As I mentioned above, what gives the Fiambre its essence is the envelope made of plantain or bijao leaves. It is recommended to be careful when cutting the leaf, hopefully from the stem, in order to use the full sheet. After cutting, the leaf must be properly washed and dried and then roasted in order to make it more flexible, easy to handle, and remove natural fluids that can spoil the taste of the food.
The Fiambre is a combination of foods already prepared, therefore they should be properly cooked or fried, according to the preferences of the guests:
Fried Pork skin (Chicharron)
Fried Slices of ripe Plantain

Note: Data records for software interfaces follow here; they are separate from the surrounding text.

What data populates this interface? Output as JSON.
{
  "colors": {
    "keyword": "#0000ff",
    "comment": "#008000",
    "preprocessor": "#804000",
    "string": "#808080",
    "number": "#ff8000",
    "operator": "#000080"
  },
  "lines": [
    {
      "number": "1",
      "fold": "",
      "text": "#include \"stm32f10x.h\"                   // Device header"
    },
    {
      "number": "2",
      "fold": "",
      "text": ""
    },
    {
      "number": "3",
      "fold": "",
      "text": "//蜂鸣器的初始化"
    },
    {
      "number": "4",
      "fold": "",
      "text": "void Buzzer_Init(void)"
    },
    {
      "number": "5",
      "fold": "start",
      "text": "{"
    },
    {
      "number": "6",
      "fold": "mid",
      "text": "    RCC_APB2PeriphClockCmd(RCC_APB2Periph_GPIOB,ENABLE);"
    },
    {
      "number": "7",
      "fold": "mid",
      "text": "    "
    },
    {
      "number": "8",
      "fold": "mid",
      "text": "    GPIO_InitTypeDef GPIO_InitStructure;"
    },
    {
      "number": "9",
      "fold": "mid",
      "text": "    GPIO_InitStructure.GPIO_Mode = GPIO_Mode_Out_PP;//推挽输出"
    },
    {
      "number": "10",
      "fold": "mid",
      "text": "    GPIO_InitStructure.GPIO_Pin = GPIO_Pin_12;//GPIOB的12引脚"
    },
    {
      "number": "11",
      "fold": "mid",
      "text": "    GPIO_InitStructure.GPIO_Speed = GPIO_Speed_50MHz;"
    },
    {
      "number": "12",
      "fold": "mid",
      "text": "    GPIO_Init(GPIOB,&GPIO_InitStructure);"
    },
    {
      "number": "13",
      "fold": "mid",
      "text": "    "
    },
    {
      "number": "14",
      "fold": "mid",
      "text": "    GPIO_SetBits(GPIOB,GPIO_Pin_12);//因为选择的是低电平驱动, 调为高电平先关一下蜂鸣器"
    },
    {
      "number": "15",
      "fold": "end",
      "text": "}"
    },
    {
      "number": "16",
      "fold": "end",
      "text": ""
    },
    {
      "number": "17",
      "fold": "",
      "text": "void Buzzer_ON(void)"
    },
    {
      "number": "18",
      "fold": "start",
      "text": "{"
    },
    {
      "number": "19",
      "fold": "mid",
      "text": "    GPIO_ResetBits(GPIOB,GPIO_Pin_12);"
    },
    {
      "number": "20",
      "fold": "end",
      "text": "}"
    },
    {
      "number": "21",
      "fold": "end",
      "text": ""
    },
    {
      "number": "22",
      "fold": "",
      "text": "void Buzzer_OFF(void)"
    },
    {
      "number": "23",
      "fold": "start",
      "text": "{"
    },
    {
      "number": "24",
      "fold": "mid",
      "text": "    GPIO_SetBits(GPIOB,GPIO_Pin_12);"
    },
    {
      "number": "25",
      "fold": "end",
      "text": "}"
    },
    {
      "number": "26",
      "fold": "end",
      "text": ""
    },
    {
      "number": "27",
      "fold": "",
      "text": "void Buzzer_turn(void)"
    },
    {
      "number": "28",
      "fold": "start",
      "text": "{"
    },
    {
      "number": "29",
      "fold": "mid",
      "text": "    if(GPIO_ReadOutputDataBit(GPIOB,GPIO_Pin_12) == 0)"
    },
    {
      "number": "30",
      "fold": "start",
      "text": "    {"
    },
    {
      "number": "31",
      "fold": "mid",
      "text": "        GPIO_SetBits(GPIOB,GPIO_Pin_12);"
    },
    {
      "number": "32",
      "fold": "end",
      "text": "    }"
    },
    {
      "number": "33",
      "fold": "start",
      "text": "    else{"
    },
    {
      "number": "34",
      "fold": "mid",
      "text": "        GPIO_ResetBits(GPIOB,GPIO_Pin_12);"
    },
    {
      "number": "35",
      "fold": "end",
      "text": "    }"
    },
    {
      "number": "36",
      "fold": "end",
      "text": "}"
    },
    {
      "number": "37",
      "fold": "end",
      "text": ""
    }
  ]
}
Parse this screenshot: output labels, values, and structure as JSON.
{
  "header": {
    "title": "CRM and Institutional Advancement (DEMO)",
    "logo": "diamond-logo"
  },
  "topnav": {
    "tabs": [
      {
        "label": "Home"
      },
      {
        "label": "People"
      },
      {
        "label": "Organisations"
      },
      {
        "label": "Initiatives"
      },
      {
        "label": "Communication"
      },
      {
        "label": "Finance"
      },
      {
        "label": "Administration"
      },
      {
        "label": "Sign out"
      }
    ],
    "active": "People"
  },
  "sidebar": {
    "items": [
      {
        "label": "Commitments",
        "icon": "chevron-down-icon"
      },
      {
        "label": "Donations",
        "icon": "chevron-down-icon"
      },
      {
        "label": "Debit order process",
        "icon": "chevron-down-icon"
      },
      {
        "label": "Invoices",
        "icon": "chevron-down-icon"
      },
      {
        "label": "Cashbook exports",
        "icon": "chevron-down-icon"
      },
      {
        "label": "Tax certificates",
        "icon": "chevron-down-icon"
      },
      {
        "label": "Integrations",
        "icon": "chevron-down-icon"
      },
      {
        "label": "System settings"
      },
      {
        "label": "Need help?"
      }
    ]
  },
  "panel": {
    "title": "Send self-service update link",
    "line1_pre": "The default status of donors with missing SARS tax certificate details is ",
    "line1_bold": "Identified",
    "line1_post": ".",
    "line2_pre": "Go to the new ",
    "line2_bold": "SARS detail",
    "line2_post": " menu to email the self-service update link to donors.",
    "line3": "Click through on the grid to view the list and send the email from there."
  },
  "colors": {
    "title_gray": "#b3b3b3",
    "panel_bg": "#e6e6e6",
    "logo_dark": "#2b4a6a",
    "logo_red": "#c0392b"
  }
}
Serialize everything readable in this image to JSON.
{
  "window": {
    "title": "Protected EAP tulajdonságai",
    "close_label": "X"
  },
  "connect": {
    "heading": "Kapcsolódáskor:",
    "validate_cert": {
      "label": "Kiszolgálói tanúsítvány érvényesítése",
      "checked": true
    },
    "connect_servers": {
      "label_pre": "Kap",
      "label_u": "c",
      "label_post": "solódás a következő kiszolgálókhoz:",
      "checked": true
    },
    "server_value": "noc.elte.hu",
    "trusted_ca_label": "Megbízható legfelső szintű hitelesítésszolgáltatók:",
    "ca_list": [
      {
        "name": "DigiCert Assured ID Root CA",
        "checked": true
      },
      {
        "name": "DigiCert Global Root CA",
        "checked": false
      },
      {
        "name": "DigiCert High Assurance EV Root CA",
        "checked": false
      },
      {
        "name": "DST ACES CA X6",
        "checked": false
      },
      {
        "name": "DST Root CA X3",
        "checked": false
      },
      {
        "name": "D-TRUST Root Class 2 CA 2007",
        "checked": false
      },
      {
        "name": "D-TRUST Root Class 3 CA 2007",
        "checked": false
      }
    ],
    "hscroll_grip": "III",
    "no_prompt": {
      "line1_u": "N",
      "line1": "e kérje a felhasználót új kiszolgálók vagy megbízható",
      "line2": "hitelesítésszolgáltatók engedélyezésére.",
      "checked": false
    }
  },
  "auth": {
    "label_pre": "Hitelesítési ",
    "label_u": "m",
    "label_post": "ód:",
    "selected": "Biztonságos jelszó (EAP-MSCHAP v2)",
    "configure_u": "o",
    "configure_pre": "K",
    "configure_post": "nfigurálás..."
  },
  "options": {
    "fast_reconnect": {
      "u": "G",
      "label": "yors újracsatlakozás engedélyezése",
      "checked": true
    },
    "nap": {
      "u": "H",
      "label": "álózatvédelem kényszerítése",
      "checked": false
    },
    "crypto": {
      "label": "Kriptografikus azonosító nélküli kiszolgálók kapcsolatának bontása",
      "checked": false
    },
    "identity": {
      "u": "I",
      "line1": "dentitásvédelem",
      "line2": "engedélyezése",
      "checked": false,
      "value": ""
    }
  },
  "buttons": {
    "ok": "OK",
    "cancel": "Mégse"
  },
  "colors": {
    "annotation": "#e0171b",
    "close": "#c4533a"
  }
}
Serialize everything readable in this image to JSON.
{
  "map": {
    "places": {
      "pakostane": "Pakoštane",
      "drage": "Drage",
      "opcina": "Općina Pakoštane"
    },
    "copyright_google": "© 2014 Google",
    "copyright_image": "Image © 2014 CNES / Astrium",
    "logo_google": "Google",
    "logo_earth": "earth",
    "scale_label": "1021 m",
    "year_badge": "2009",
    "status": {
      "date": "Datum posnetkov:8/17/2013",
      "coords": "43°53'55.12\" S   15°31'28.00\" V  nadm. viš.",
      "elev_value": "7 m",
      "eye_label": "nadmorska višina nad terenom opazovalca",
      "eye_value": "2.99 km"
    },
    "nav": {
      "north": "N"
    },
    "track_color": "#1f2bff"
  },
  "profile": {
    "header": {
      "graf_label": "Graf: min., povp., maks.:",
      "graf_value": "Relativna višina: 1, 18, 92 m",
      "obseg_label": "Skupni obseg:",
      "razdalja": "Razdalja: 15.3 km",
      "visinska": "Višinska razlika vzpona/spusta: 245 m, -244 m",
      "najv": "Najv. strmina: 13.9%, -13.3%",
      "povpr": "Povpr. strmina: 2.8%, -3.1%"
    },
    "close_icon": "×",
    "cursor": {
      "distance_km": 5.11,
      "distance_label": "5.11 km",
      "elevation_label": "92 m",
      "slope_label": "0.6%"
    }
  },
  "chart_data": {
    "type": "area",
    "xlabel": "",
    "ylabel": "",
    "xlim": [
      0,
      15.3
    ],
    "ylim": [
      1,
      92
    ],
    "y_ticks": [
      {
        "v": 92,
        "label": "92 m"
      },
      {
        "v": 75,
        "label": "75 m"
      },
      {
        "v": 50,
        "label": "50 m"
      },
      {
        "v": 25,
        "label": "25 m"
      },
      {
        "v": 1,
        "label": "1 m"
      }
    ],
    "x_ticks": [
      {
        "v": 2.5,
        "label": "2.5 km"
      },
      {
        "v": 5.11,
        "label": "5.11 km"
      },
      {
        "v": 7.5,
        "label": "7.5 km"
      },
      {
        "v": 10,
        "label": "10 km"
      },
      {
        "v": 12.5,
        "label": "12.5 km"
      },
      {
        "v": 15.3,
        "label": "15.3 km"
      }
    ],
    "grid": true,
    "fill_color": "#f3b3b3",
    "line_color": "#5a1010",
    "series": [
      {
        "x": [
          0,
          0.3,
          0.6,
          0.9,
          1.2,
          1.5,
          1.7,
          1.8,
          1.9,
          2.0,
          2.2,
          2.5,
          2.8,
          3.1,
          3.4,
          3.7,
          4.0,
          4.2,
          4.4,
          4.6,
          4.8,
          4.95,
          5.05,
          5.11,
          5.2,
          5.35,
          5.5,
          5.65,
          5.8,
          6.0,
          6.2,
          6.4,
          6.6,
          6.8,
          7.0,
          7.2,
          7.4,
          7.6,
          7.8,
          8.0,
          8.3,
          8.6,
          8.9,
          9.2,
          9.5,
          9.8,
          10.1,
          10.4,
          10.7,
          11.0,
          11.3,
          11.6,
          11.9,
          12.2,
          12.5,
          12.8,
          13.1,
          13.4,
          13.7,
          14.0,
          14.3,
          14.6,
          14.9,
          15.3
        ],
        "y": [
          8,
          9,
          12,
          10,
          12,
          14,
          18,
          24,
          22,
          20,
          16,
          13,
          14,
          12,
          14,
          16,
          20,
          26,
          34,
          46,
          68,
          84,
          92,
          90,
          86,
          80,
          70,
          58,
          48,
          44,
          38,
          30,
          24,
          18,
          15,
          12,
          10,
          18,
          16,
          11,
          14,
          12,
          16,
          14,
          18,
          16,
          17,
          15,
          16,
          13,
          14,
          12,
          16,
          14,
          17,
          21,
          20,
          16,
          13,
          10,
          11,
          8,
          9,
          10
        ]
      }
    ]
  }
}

Having the bijao leaf properly prepared, we start placing the ingredients on it. The rice goes first, which is the ground for everything else, then we add the meat powder, plantain slices, sausage, chicharron and any other components, properly distributed. The next step is to cover everything perfectly, wrapping around the bijao leaf. Then we continue tying it with a string or a piece of thread. The most important thing is to leave the Fiambre at rest long enough, so the food absorbs the unmatched flavor of the leaf, which is what characterizes this traditional preparation.
After a couple of hours resting, the food is ready to be enjoyed by the whole family. It should have acquired the leaf taste. Along with the concentrated smell inside the package, which is released once we cut the twine, both fascinates me. At last! To eat!
By Monica Chiquito